• About this exercise:
Copy each line in the data that includes the word "icon".

(Record excerpts)

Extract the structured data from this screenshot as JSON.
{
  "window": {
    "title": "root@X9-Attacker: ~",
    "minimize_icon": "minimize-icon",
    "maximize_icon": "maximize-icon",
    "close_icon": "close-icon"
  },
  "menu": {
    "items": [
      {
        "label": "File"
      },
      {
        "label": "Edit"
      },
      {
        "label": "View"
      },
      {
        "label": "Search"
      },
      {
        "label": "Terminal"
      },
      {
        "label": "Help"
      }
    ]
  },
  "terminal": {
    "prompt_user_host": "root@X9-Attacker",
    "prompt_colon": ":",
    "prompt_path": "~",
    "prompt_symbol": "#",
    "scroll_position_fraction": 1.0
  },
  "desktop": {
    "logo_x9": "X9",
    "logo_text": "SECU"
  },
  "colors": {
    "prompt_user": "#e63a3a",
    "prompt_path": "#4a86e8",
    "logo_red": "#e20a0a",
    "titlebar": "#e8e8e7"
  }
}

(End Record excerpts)

• Answer:
    "minimize_icon": "minimize-icon",
    "maximize_icon": "maximize-icon",
    "close_icon": "close-icon"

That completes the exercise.